◆ Work instruction:
Every word of the data below has to be copied faithfully.

─── Listed entries

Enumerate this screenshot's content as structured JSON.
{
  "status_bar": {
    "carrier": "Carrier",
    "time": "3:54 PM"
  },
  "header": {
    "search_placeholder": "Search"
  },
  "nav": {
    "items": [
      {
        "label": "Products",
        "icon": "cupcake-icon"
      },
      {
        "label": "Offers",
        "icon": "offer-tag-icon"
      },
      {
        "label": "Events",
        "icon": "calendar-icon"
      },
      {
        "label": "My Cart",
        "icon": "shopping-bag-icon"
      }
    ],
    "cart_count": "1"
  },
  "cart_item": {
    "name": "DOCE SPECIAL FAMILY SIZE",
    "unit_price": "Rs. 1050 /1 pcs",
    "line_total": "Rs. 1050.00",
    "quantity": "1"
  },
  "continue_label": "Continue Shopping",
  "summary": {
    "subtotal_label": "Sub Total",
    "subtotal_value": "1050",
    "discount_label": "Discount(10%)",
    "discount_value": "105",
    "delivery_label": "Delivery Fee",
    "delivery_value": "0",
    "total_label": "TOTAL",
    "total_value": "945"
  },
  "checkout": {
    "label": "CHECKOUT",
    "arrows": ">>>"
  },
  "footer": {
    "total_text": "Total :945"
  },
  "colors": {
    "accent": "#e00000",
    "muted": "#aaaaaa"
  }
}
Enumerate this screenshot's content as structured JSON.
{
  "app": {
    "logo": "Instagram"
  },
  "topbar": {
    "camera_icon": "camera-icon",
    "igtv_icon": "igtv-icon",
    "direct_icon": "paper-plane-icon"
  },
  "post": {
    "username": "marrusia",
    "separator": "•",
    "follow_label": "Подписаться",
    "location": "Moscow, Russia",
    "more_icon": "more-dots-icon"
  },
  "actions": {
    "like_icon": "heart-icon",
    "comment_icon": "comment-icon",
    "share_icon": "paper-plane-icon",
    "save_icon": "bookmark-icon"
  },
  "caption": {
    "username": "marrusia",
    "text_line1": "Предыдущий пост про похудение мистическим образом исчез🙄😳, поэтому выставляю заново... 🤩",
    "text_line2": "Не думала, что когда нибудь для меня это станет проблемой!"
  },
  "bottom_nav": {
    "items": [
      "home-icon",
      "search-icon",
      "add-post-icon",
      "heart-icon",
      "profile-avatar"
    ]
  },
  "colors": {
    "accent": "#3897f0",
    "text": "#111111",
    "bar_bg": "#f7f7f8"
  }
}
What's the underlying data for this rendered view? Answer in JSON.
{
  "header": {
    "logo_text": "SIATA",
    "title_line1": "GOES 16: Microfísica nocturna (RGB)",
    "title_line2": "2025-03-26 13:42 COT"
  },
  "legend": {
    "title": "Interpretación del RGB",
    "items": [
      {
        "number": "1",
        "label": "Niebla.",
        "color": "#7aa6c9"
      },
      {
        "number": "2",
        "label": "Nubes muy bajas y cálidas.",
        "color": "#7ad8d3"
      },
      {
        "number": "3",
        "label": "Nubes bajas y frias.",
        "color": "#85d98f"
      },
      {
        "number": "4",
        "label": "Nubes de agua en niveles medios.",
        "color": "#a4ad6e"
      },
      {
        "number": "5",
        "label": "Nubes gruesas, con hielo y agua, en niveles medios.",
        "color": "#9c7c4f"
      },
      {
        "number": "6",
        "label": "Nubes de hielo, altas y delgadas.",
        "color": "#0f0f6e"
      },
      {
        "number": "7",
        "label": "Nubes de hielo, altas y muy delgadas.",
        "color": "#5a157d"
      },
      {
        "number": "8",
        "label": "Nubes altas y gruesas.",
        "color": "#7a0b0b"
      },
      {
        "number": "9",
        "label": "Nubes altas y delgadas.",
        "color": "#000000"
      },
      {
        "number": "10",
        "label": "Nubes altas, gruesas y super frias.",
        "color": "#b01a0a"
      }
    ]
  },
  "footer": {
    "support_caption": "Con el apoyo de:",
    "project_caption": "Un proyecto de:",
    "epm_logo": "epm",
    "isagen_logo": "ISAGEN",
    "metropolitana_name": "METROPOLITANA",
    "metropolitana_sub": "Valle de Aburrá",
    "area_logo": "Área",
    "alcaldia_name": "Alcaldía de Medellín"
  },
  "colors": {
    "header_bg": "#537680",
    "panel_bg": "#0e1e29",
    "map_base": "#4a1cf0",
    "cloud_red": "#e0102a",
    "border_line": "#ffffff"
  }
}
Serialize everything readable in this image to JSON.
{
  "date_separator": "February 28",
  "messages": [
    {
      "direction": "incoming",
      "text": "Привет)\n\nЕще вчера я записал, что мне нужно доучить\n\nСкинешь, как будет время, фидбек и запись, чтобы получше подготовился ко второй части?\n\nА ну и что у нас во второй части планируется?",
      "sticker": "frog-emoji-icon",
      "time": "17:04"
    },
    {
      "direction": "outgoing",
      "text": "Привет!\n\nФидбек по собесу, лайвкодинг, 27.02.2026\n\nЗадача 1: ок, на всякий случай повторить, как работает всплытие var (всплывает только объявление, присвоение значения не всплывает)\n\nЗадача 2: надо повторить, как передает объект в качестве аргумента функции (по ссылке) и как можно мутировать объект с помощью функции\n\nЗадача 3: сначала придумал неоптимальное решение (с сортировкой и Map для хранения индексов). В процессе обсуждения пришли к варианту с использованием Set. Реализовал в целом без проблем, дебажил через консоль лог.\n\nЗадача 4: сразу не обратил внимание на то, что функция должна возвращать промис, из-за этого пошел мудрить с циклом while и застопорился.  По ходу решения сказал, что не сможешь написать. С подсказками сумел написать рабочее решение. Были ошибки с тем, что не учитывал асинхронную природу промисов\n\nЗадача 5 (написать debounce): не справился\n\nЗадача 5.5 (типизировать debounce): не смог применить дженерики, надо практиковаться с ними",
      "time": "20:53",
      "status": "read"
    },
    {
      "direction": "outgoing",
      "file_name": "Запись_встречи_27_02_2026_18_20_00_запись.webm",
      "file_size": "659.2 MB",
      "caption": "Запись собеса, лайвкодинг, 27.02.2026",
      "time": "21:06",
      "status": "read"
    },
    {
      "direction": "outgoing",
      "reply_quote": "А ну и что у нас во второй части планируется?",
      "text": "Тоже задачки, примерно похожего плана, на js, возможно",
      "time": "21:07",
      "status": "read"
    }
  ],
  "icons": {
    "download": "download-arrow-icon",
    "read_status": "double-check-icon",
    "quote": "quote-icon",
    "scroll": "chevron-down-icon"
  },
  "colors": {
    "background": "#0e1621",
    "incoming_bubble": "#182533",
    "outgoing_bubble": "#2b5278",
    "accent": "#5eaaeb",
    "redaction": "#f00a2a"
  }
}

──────

◆ Exercise response:
Enumerate this screenshot's content as structured JSON.
{
  "status_bar": {
    "carrier": "Carrier",
    "time": "3:54 PM"
  },
  "header": {
    "search_placeholder": "Search"
  },
  "nav": {
    "items": [
      {
        "label": "Products",
        "icon": "cupcake-icon"
      },
      {
        "label": "Offers",
        "icon": "offer-tag-icon"
      },
      {
        "label": "Events",
        "icon": "calendar-icon"
      },
      {
        "label": "My Cart",
        "icon": "shopping-bag-icon"
      }
    ],
    "cart_count": "1"
  },
  "cart_item": {
    "name": "DOCE SPECIAL FAMILY SIZE",
    "unit_price": "Rs. 1050 /1 pcs",
    "line_total": "Rs. 1050.00",
    "quantity": "1"
  },
  "continue_label": "Continue Shopping",
  "summary": {
    "subtotal_label": "Sub Total",
    "subtotal_value": "1050",
    "discount_label": "Discount(10%)",
    "discount_value": "105",
    "delivery_label": "Delivery Fee",
    "delivery_value": "0",
    "total_label": "TOTAL",
    "total_value": "945"
  },
  "checkout": {
    "label": "CHECKOUT",
    "arrows": ">>>"
  },
  "footer": {
    "total_text": "Total :945"
  },
  "colors": {
    "accent": "#e00000",
    "muted": "#aaaaaa"
  }
}
Enumerate this screenshot's content as structured JSON.
{
  "app": {
    "logo": "Instagram"
  },
  "topbar": {
    "camera_icon": "camera-icon",
    "igtv_icon": "igtv-icon",
    "direct_icon": "paper-plane-icon"
  },
  "post": {
    "username": "marrusia",
    "separator": "•",
    "follow_label": "Подписаться",
    "location": "Moscow, Russia",
    "more_icon": "more-dots-icon"
  },
  "actions": {
    "like_icon": "heart-icon",
    "comment_icon": "comment-icon",
    "share_icon": "paper-plane-icon",
    "save_icon": "bookmark-icon"
  },
  "caption": {
    "username": "marrusia",
    "text_line1": "Предыдущий пост про похудение мистическим образом исчез🙄😳, поэтому выставляю заново... 🤩",
    "text_line2": "Не думала, что когда нибудь для меня это станет проблемой!"
  },
  "bottom_nav": {
    "items": [
      "home-icon",
      "search-icon",
      "add-post-icon",
      "heart-icon",
      "profile-avatar"
    ]
  },
  "colors": {
    "accent": "#3897f0",
    "text": "#111111",
    "bar_bg": "#f7f7f8"
  }
}
What's the underlying data for this rendered view? Answer in JSON.
{
  "header": {
    "logo_text": "SIATA",
    "title_line1": "GOES 16: Microfísica nocturna (RGB)",
    "title_line2": "2025-03-26 13:42 COT"
  },
  "legend": {
    "title": "Interpretación del RGB",
    "items": [
      {
        "number": "1",
        "label": "Niebla.",
        "color": "#7aa6c9"
      },
      {
        "number": "2",
        "label": "Nubes muy bajas y cálidas.",
        "color": "#7ad8d3"
      },
      {
        "number": "3",
        "label": "Nubes bajas y frias.",
        "color": "#85d98f"
      },
      {
        "number": "4",
        "label": "Nubes de agua en niveles medios.",
        "color": "#a4ad6e"
      },
      {
        "number": "5",
        "label": "Nubes gruesas, con hielo y agua, en niveles medios.",
        "color": "#9c7c4f"
      },
      {
        "number": "6",
        "label": "Nubes de hielo, altas y delgadas.",
        "color": "#0f0f6e"
      },
      {
        "number": "7",
        "label": "Nubes de hielo, altas y muy delgadas.",
        "color": "#5a157d"
      },
      {
        "number": "8",
        "label": "Nubes altas y gruesas.",
        "color": "#7a0b0b"
      },
      {
        "number": "9",
        "label": "Nubes altas y delgadas.",
        "color": "#000000"
      },
      {
        "number": "10",
        "label": "Nubes altas, gruesas y super frias.",
        "color": "#b01a0a"
      }
    ]
  },
  "footer": {
    "support_caption": "Con el apoyo de:",
    "project_caption": "Un proyecto de:",
    "epm_logo": "epm",
    "isagen_logo": "ISAGEN",
    "metropolitana_name": "METROPOLITANA",
    "metropolitana_sub": "Valle de Aburrá",
    "area_logo": "Área",
    "alcaldia_name": "Alcaldía de Medellín"
  },
  "colors": {
    "header_bg": "#537680",
    "panel_bg": "#0e1e29",
    "map_base": "#4a1cf0",
    "cloud_red": "#e0102a",
    "border_line": "#ffffff"
  }
}
Serialize everything readable in this image to JSON.
{
  "date_separator": "February 28",
  "messages": [
    {
      "direction": "incoming",
      "text": "Привет)\n\nЕще вчера я записал, что мне нужно доучить\n\nСкинешь, как будет время, фидбек и запись, чтобы получше подготовился ко второй части?\n\nА ну и что у нас во второй части планируется?",
      "sticker": "frog-emoji-icon",
      "time": "17:04"
    },
    {
      "direction": "outgoing",
      "text": "Привет!\n\nФидбек по собесу, лайвкодинг, 27.02.2026\n\nЗадача 1: ок, на всякий случай повторить, как работает всплытие var (всплывает только объявление, присвоение значения не всплывает)\n\nЗадача 2: надо повторить, как передает объект в качестве аргумента функции (по ссылке) и как можно мутировать объект с помощью функции\n\nЗадача 3: сначала придумал неоптимальное решение (с сортировкой и Map для хранения индексов). В процессе обсуждения пришли к варианту с использованием Set. Реализовал в целом без проблем, дебажил через консоль лог.\n\nЗадача 4: сразу не обратил внимание на то, что функция должна возвращать промис, из-за этого пошел мудрить с циклом while и застопорился.  По ходу решения сказал, что не сможешь написать. С подсказками сумел написать рабочее решение. Были ошибки с тем, что не учитывал асинхронную природу промисов\n\nЗадача 5 (написать debounce): не справился\n\nЗадача 5.5 (типизировать debounce): не смог применить дженерики, надо практиковаться с ними",
      "time": "20:53",
      "status": "read"
    },
    {
      "direction": "outgoing",
      "file_name": "Запись_встречи_27_02_2026_18_20_00_запись.webm",
      "file_size": "659.2 MB",
      "caption": "Запись собеса, лайвкодинг, 27.02.2026",
      "time": "21:06",
      "status": "read"
    },
    {
      "direction": "outgoing",
      "reply_quote": "А ну и что у нас во второй части планируется?",
      "text": "Тоже задачки, примерно похожего плана, на js, возможно",
      "time": "21:07",
      "status": "read"
    }
  ],
  "icons": {
    "download": "download-arrow-icon",
    "read_status": "double-check-icon",
    "quote": "quote-icon",
    "scroll": "chevron-down-icon"
  },
  "colors": {
    "background": "#0e1621",
    "incoming_bubble": "#182533",
    "outgoing_bubble": "#2b5278",
    "accent": "#5eaaeb",
    "redaction": "#f00a2a"
  }
}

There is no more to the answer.